Eric has his office at AXA Investment Managers, where he is Head of Research and member of the Executive Committee. Eric has launched the AXA IM Economic Symposium (Paris 2010, London 2011 and 2012), which featured prominent speakers such as Stephen Roach, Charles Goodhart, Francesco Giavazzi, Jacques de Larosière, Sushil Wadhwani, P.O. Gourinchas, Thomas Huertas or Stephen Li Jen.
From 2000 to 2008, Eric Chaney was Chief economist for Europe at Morgan Stanley, which he had joined in 1995. Previously, he headed the economic forecasting unit of the French statistical office (INSEE). Before that, he was responsible for global economic forecasts and analysis at the French Treasury.

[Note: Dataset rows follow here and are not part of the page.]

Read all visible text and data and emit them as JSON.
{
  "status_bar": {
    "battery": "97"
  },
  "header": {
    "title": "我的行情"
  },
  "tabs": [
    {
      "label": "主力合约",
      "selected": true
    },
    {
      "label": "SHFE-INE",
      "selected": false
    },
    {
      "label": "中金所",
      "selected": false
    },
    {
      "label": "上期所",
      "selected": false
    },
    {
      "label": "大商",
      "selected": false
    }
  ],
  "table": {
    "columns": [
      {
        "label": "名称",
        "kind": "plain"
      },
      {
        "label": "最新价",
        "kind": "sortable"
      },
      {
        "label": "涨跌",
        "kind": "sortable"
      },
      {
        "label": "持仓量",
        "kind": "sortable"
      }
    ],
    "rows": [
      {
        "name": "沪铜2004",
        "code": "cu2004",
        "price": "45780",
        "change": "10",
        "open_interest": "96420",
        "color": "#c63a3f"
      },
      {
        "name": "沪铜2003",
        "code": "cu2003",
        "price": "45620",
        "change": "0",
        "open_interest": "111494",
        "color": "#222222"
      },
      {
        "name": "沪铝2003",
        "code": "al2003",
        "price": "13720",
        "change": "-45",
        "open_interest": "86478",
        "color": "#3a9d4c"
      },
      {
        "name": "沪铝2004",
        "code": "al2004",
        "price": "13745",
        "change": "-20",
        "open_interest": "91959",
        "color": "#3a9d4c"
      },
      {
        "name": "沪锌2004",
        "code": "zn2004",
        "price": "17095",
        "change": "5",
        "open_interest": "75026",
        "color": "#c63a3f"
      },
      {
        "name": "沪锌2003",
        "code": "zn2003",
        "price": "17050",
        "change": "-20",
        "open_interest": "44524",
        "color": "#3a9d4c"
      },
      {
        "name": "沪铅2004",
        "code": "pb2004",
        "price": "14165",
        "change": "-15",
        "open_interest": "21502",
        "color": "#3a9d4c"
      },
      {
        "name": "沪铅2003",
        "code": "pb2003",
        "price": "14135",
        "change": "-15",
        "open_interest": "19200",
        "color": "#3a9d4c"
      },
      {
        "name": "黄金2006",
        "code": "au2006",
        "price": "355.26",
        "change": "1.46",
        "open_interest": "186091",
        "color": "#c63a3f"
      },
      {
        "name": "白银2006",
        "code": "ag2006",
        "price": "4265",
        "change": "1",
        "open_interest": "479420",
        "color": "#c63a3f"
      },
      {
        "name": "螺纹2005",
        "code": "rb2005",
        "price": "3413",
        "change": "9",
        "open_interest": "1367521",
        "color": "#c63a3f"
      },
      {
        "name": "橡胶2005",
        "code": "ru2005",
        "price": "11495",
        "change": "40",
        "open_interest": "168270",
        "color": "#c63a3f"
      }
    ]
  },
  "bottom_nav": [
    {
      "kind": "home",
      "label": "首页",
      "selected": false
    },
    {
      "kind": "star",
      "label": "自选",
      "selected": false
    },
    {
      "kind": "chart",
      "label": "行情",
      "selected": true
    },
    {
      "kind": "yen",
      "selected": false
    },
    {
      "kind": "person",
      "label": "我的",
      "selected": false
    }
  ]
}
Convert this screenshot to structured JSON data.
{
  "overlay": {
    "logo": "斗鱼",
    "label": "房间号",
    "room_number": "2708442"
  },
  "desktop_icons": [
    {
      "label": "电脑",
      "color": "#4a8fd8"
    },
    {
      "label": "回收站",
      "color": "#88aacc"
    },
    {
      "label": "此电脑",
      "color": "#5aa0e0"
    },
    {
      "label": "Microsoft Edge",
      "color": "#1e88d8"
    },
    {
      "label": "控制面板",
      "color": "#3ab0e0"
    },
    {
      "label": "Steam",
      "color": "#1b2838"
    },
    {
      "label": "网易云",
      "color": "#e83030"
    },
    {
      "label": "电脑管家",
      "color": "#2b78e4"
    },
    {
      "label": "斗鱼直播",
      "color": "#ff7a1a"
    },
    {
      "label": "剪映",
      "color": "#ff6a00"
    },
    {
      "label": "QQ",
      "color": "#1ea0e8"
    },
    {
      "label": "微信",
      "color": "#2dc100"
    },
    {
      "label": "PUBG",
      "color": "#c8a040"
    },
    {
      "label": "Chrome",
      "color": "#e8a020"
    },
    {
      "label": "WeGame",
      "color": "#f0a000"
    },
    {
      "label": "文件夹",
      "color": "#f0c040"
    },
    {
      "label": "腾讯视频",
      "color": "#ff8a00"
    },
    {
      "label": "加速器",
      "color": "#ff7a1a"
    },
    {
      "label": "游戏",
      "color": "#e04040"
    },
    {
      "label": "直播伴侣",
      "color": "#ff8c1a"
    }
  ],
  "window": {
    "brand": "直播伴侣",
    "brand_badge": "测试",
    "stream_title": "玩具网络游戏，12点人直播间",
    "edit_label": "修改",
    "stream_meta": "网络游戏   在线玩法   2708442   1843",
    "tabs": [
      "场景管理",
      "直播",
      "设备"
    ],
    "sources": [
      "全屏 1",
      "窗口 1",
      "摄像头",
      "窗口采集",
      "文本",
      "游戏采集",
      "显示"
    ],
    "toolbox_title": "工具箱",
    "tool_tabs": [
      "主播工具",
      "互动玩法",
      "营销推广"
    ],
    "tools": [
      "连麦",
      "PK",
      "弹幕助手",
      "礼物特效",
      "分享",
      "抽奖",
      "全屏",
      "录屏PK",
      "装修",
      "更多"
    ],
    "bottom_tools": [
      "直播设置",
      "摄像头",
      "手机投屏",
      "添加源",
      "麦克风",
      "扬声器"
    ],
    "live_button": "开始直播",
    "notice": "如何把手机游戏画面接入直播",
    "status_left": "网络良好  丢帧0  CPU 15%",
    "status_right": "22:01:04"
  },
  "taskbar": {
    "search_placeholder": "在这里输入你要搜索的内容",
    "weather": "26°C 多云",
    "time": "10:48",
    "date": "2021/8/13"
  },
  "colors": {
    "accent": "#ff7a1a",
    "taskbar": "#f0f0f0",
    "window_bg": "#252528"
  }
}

He has been associate professor at the French School of Administration (ENA). Since 1997, Eric has been a member of the French Economic Council of the Nation (CEN). He is an independent member of the French Tax Council (CPO).
A former professor of Mathematics and editor of a mathematical journal of the University of Strasbourg, Eric also holds a Master's Degree in economics and econometrics from the Paris Graduate School of Economics, Statistics and Finance (ENSAE ParisTech).
Eric has been appointed as member of the Autorité des marchés financiers (AMF) Scientific Advisory Board in January 2014.
Is the global crisis behind us? The divergent development of major emerging countries, Europe and the United States reminds us that despite a strong tendency for unification during the past two decades, despite our growing interdependence, the world economy is still highly fragmented. Under the circumstance, it doesn't make sense to draw a general picture without taking a closer look at these differences: between emerging and advanced countries, between the United States and Europe, and even within Europe itself.
Le monde est-il sorti de la crise? Les trajectoires divergentes des grands émergents, de l'Europe et des Etats-Unis rappellent qu'en dépit du puissant courant d'unification qui l'anime depuis une vingtaine d'années, en dépit aussi d'une interdépendance croissante, l'économie mondiale reste morcelée. Impossible, dans ces conditions, de tracer un tableau d'ensemble sans s'intéresser au jeu des différences entre les émergents et les autres, les Etats-Unis et l'Europe, et au sein même de l'Europe.